The Art of Folding Laundry
Life is certainly different in the age of pandemic. We’ve all had the opportunity to learn some new skills; some practical like how to use Zoom; some fun like taking online cooking and yoga classes and doing puzzles; and some daunting like helping our children learn online and keeping them occupied so that they don’t drive us crazy during lockdown. We have witnessed some of the worst and the best of humanity, and we have lost and gained more than we can ever recount. I closed my 24-year massage practice and have been using a good deal of my time making art and taking and teaching classes. I’m an artist. I’m also an interfaith minister.
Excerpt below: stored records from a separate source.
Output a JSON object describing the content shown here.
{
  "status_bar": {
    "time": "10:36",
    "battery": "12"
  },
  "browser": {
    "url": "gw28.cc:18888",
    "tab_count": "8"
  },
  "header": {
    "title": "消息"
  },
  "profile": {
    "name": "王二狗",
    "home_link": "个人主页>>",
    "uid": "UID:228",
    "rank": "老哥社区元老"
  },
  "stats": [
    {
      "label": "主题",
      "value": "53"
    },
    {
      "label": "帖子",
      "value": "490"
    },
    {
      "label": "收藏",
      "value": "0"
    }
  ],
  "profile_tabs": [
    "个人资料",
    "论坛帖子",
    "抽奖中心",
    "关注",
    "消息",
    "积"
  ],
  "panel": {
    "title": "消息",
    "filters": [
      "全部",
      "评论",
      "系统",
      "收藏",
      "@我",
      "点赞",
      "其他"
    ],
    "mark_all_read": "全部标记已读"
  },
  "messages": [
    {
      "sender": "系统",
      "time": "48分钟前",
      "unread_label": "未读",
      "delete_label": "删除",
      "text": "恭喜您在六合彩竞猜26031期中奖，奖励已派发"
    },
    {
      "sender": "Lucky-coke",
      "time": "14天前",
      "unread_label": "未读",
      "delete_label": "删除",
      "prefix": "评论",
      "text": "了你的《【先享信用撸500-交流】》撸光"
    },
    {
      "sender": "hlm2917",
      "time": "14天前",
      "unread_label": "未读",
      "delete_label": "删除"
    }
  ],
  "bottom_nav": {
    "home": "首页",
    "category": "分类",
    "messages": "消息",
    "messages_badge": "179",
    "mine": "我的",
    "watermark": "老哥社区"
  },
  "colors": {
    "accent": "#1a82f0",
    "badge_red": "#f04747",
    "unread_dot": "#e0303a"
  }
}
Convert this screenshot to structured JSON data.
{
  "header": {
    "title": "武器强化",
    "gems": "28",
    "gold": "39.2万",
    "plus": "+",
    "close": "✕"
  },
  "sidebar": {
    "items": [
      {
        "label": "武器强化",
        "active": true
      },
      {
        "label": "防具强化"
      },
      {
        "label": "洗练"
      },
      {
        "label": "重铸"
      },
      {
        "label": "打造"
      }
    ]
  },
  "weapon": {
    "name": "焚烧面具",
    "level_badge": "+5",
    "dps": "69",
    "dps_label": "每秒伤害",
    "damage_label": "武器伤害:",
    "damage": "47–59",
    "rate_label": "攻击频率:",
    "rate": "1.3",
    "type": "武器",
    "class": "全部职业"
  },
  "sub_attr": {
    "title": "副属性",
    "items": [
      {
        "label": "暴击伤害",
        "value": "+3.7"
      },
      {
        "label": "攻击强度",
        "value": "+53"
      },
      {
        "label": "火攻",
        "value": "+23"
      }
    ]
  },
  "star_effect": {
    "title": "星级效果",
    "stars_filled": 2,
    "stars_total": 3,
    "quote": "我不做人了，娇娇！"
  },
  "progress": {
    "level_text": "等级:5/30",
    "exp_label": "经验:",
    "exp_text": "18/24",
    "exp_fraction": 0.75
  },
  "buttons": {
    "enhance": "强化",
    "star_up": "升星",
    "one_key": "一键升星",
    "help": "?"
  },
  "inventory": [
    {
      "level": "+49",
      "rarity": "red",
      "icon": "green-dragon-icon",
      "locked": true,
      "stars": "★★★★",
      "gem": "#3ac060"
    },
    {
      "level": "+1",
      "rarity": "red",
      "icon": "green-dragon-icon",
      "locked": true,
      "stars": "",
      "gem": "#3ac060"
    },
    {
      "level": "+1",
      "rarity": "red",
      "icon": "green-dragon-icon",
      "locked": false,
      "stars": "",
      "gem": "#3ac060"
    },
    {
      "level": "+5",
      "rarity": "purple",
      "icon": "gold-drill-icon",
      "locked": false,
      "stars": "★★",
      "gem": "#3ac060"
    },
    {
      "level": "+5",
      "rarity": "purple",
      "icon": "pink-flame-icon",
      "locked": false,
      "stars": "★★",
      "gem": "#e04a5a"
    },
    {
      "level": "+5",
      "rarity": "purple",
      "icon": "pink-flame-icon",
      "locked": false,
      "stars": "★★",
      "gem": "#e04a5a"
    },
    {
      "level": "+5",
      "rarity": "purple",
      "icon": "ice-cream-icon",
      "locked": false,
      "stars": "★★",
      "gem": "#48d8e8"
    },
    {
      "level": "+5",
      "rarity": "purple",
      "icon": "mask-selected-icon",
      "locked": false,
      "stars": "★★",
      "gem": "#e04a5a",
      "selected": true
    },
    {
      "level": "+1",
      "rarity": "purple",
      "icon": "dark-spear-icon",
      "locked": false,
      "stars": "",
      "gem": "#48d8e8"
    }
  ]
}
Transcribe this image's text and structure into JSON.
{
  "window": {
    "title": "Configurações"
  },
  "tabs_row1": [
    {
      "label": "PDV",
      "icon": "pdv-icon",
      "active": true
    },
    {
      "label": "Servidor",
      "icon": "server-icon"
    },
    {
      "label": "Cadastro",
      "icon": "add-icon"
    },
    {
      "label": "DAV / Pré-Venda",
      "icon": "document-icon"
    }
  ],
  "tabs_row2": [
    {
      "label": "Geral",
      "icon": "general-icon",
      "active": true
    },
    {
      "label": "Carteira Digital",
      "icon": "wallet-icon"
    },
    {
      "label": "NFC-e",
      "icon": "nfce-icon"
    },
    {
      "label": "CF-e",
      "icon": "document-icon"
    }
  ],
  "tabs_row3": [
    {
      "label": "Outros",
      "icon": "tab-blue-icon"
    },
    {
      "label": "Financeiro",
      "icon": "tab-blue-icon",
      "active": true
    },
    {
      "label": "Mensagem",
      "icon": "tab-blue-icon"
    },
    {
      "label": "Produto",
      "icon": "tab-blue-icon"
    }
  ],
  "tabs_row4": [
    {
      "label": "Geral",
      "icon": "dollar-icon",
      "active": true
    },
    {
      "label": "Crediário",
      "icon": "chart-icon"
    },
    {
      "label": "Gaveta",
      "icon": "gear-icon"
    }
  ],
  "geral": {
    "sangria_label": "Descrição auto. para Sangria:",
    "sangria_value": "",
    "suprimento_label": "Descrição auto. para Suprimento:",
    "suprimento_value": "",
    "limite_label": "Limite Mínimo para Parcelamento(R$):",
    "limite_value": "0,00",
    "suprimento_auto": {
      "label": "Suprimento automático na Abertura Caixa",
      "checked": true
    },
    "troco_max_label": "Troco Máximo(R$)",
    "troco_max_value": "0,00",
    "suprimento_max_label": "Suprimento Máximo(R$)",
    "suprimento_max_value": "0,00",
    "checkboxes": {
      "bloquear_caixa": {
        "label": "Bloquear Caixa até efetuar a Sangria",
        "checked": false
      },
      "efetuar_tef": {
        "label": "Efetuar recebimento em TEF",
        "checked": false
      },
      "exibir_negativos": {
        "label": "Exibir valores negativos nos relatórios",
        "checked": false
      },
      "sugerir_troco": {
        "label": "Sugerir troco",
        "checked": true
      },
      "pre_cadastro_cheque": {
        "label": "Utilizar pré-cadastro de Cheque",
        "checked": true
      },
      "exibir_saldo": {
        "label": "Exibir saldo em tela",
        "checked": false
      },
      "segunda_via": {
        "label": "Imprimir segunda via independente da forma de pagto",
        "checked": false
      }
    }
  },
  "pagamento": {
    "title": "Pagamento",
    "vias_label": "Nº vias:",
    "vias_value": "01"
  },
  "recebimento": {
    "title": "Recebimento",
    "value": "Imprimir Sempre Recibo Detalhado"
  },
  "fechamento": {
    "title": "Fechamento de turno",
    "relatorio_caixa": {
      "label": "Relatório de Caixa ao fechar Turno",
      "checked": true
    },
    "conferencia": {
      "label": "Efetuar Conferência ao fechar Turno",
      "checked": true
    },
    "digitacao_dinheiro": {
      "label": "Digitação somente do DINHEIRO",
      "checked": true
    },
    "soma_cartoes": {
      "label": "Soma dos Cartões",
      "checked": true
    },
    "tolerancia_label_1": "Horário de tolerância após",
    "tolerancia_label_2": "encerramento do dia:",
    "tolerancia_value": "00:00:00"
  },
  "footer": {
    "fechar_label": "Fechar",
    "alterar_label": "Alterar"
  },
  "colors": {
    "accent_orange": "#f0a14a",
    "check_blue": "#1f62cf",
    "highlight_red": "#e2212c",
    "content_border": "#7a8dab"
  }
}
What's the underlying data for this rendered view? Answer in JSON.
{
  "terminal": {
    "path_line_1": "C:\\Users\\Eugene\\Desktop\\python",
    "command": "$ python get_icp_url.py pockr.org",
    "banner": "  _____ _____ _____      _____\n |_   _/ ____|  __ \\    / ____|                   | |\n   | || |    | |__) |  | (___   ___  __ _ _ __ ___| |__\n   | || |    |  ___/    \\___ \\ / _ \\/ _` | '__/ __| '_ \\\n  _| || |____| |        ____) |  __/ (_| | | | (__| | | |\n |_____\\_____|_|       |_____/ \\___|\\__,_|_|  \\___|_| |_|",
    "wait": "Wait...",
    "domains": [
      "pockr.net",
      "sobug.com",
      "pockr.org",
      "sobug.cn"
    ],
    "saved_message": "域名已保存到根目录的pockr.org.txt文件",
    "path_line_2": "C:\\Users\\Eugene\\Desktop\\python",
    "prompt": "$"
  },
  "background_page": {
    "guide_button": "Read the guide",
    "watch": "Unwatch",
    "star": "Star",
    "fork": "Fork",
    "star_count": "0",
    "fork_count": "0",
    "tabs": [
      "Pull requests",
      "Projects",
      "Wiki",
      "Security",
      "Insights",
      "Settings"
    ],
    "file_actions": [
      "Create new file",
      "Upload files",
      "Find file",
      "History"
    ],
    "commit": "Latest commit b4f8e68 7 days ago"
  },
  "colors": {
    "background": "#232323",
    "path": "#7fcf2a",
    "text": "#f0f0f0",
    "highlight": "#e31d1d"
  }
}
I use art as a spiritual tool. I don’t know if other artists approach their work this way, but I do and always have. Art is a means to an end in many ways, at least for me. It takes me to a place that connects to something much greater than myself. When I refer to art, I’m not just referring to fine art like painting or drawing or dance or making music. Art is also cooking, and gardening, and skillful interaction with other people, and how we create our home. Art can also be plumbing or cabinet-making, or ringing up groceries.
Webster’s Dictionary defines art in part as “the expression or application of human creative skill and imagination…producing works to be appreciated primarily for their beauty or emotional power.” And Wikipedia says, “Art is a creative activity that expresses imaginative or technical skill. Art is a diverse range of human activities.... The product of art is called a work of art, for others to experience.”
As a painter and writer both of these definitions resonate, but I think they leave some things out. I see art as a powerful part of human expression that takes its form though each person.
Fishermen can find great comfort and spiritual connection with the sea, and their work of art could be bringing in a big catch. Fishermen can derive the same sense of wonder and something greater than themselves moving through the process that allows them to bring food to people, and the sight of their net filled with the bounty of the catch is a work of art to them. And this work of art is on a continuous journey when a chef receives the fish, which to the chef may be a work of art, and brings his or her creative gifts to producing delicious and beautiful meals that are served to the same people that the fishermen thought about when seeing their nets filled.
Returning to the definitions, I am focused on the words “a creative activity that expresses imaginative or technical skill”, and “a diverse range of human activities” - because I see art in everything. In my view art is a tangible reflection of the intrinsic nature of humanity. We are born in the depths of Divine Creativity. All of Creation is an outward expression of Creator Energy, or God, or Spirit or whatever word each person uses to describe the indescribable energy that emanates from The Mystery and animates all things.
In my view we humans are always creating, even if we are not doing it with a conscious intention to create a work of art. But that is indeed what we are doing.
Creativity is our natural state and an ever-present energy that we carry and emit in every moment. It is our essence and our connection to and expression of the Divine.
You are an artist. The Creator expresses itself through you. Isn’t that a wonderful idea to take into your days? It is for me. In fact I’m heading into my studio to paint, and then to my kitchen to make something delicious for dinner. My husband makes folding laundry an art form.
It’s all art if you take the time to realize what a magical co-creator you are.
See you soon!
Franne K. Demetrician ~ Artist, Teacher, Interfaith-Interspiritual Minister, Mentor